Japan Liaison for the Journal's International Correspondence Station
Hebei Normal University of Science and Technology
Urban Construction Institute
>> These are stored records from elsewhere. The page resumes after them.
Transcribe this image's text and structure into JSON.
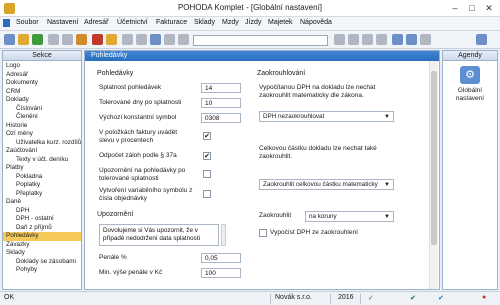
{
  "window": {
    "title": "POHODA Komplet - [Globální nastavení]"
  },
  "menu": [
    "Soubor",
    "Nastavení",
    "Adresář",
    "Účetnictví",
    "Fakturace",
    "Sklady",
    "Mzdy",
    "Jízdy",
    "Majetek",
    "Nápověda"
  ],
  "sidebar": {
    "header": "Sekce",
    "items": [
      "Logo",
      "Adresář",
      "Dokumenty",
      "CRM",
      "Doklady",
      "Číslování",
      "Členění",
      "Historie",
      "Ozí měny",
      "Uživatelka kurz. rozdílů",
      "Zaúčtování",
      "Texty v účt. deníku",
      "Platby",
      "Pokladna",
      "Poplatky",
      "Přeplatky",
      "Daně",
      "DPH",
      "DPH - ostatní",
      "Daň z příjmů",
      "Pohledávky",
      "Závazky",
      "Sklady",
      "Doklady se zásobami",
      "Pohyby"
    ],
    "selected": "Pohledávky"
  },
  "main": {
    "header": "Pohledávky",
    "left": {
      "section": "Pohledávky",
      "splatnost_label": "Splatnost pohledávek",
      "splatnost_value": "14",
      "tolerovane_label": "Tolerované dny po splatnosti",
      "tolerovane_value": "10",
      "symbol_label": "Výchozí konstantní symbol",
      "symbol_value": "0308",
      "slevy_label": "V položkách faktury uvádět slevu v procentech",
      "slevy_checked": "✔",
      "odpocet_label": "Odpočet záloh podle § 37a",
      "odpocet_checked": "✔",
      "upozorneni_label": "Upozornění na pohledávky po tolerované splatnosti",
      "upozorneni_checked": "",
      "vytvoreni_label": "Vytvoření variabilního symbolu z čísla objednávky",
      "vytvoreni_checked": "",
      "upozorneni_section": "Upozornění",
      "upozorneni_text": "Dovolujeme si Vás upozornit, že v případě nedodržení data splatnosti",
      "penale_label": "Penále %",
      "penale_value": "0,05",
      "min_penale_label": "Min. výše penále v Kč",
      "min_penale_value": "100"
    },
    "right": {
      "section": "Zaokrouhlování",
      "dph_text": "Vypočítanou DPH na dokladu lze nechat zaokrouhlit matematicky dle zákona.",
      "dph_select": "DPH nezaokrouhlovat",
      "celkova_text": "Celkovou částku dokladu lze nechat také zaokrouhlit.",
      "celkova_select": "Zaokrouhlit celkovou částku matematicky",
      "zaokr_label": "Zaokrouhlit",
      "zaokr_select": "na koruny",
      "vypocet_label": "Vypočíst DPH ze zaokrouhlení",
      "vypocet_checked": ""
    }
  },
  "agendy": {
    "header": "Agendy",
    "item": "Globální nastavení"
  },
  "status": {
    "left": "OK",
    "company": "Novák s.r.o.",
    "year": "2016"
  },
  "colors": {
    "accent": "#2a6fbf",
    "selected": "#f6c95b"
  }
}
In order to cope with the shortage of truck drivers caused by Japan's ageing population and the growing number of children, and to improve the efficiency and safety of cargo transportation, the Ministry of Land, Infrastructure, Transport and Tourism intends to carry out experiments in 2018 with a subsequent manned truck queue based on the Cooperative Adaptive Cruise Control (CACC) system (except for the head truck, which is manned, all subsequent vehicles in the queue are unmanned, and only one person is assigned to handle emergencies), and in 2020 with a subsequent unmanned truck queue (except for the head truck, all subsequent vehicles in the queue are unmanned, and no person is assigned to handle emergencies), and in 2022 to enter full commercial operation. CACC means that the rear vehicle can perform its own acceleration and deceleration to maintain a safe distance depending on the driving conditions of the vehicle in front. Under this plan, Japan's Ministry of Land, Infrastructure, Transport and Tourism (MLIT) conducted the world's first experiment of subsequent manned truck queue driving based on the CACC system between the Hamamatsu service area and the temporary parking lot in Morimachi, Farshu, on the New Tomei Expressway on January 23, 2018.